In a browser window, this might look something like this:
Unable to render embedded object: File (inline-edit-1.jpeg) not found.
The simplest way to make many pieces of text editable requires you to do three things:
- define the block of text you want to make editable by using a container.
- define how you want the rich inline edit component to look by using a container.
- group the above two containers inside a parent container.
If we want to make the review editable editable, then we could
- wrap entire review text inside a
<span>element and give it the default class
- create a new
<span>element with the default class name
flc-inlineEdit-editContainer. We also define how big we want the rich edit field to be, and add Save and Cancel buttons.
- place the above two
<span>containers inside a
<div>and give it a unique ID.
This might look like the HTML sample to the right.
That's all - these are the only changes you need to make to your HTML.
The script needed to instantiate the Inline Edit components will look like this:
This function will look inside the element with the "catalog-table" ID (in this case, your
<table> element) for anything with the
flc-inlineEditable class, and convert everything it finds into an Inline Edit field.
By putting the initialization function inside the
jQuery(document).ready() call, you ensure that all of your markup is ready before you try to initialize the Inline Edit components.
This script can be placed in a
<script> block at the end of your document.
NOTE that the
InfusionAll.js file is minified - all of the whitespace has been removed, so it isn't really human-readable. If you're using the source distribution and you want to be able to debug the code, you'll want to include each of the required files individually. This would look like this:

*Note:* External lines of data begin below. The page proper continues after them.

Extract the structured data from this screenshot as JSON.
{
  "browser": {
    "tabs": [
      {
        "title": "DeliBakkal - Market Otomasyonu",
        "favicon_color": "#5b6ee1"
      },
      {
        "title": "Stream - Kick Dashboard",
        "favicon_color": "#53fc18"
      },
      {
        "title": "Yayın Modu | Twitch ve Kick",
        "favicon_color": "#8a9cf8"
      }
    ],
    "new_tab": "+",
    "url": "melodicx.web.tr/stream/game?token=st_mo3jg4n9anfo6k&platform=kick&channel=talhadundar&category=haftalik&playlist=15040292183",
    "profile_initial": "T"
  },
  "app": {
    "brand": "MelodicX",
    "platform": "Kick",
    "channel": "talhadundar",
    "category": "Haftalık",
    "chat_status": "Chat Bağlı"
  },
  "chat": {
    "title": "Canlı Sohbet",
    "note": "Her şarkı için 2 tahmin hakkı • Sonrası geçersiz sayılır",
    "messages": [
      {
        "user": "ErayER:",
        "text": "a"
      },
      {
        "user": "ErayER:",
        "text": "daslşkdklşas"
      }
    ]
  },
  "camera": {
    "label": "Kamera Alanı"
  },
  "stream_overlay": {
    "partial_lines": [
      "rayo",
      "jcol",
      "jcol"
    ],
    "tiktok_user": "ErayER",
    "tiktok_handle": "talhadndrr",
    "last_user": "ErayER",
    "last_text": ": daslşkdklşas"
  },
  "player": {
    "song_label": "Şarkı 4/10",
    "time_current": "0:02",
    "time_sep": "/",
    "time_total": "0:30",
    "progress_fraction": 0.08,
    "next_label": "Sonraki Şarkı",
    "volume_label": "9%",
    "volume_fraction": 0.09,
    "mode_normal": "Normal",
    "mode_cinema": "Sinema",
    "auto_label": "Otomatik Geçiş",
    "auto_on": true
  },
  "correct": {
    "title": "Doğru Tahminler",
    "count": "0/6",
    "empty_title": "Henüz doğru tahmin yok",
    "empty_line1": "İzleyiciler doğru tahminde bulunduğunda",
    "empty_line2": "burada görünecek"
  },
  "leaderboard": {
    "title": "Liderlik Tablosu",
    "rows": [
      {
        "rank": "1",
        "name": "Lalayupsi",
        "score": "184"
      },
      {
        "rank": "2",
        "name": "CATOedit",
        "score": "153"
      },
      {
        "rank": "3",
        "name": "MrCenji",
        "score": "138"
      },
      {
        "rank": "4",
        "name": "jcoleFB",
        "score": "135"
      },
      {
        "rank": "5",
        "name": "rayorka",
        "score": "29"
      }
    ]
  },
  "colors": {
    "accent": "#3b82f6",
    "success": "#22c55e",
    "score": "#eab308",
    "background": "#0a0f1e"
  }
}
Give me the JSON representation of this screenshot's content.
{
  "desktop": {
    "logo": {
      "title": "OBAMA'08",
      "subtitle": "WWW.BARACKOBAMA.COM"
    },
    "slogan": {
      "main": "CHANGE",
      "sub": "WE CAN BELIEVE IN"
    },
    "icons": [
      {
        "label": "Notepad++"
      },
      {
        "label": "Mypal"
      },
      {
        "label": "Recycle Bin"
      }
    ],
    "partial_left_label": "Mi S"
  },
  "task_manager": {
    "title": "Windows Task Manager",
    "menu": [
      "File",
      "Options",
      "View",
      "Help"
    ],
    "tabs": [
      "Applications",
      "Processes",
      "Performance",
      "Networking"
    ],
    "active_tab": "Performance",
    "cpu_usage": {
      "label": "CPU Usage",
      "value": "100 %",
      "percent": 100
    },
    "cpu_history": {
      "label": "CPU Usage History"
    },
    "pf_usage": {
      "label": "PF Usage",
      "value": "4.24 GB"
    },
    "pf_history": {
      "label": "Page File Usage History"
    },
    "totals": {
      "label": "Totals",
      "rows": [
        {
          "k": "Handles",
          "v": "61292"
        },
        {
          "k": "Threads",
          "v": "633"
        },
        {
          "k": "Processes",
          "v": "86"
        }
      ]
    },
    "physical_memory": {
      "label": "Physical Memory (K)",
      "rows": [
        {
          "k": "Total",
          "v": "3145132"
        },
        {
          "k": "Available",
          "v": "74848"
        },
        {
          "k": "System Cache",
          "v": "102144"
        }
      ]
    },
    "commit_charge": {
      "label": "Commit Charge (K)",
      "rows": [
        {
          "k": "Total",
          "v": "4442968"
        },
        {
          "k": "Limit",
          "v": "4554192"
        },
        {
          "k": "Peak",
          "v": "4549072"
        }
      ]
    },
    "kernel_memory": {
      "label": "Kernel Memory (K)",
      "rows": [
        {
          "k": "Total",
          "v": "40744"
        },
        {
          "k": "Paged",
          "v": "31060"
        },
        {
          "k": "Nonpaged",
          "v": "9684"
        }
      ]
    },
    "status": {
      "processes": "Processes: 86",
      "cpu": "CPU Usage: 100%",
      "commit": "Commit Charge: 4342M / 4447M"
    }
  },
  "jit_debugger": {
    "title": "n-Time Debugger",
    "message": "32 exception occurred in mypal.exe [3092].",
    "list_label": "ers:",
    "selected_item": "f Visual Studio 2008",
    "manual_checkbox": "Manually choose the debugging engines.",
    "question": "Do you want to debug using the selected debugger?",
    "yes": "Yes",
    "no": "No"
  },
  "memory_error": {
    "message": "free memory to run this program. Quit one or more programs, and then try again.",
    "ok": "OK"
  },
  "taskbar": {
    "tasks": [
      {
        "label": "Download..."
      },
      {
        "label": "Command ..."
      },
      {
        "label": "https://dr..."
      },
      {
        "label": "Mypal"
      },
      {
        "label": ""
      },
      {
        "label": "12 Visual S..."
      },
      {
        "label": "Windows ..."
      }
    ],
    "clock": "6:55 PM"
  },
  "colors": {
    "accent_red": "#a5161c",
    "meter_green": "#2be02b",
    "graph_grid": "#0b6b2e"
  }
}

But all of these individual files are not necessary to make it work - the
InfusionAll.js file has everything you need.
So that's it! That's all you need to do to add the Inline Edit functionality to your table cells.
BUT: If you look at the file in a browser now, it doesn't look any different than it looked before - there's no way to tell that the album titles are editable. That's what the styles are for.
The Inline Edit component can be skinned "out of the box" by including the Fluid Skinning System (FSS) CSS skin files. Just be sure to put the following in you document:
and to attatch a class attribute that represents the skin you want to the components container, such as:
The above code would make use of the
fss-theme.mist.css skin file.
If you wish to define your own styles instead, use the following information:
The Inline Edit adds classes to the display text element that can be used to style the element to let users know that the text is editable - that is, to make the functionality 'discoverable.' These classes are applied at various 'interesting moments,' for example when the cursor hovers over the editable text, or when Tab key is used to move focus to the text.
The visual appearance of the styles in the example below are just that: examples. You are free to create whatever styles you like. The important thing to understand is
- what the interesting moments are, and
- what the names of the styles for those moments are
The styles that are applied by the Inline Edit, and the 'interesting moments' they are used for, are:
When: mouse hover and keyboard focus
Why: so that users can know that the text is editable
When: keyboard focus on the text
Why: so that users know that focus is on the text, and that they can press Enter to start editing
If we add a stylesheet with these styles, the table will look like this when the mouse hovers over the album titles:
Unable to render embedded object: File (inline-edit-2.jpeg) not found.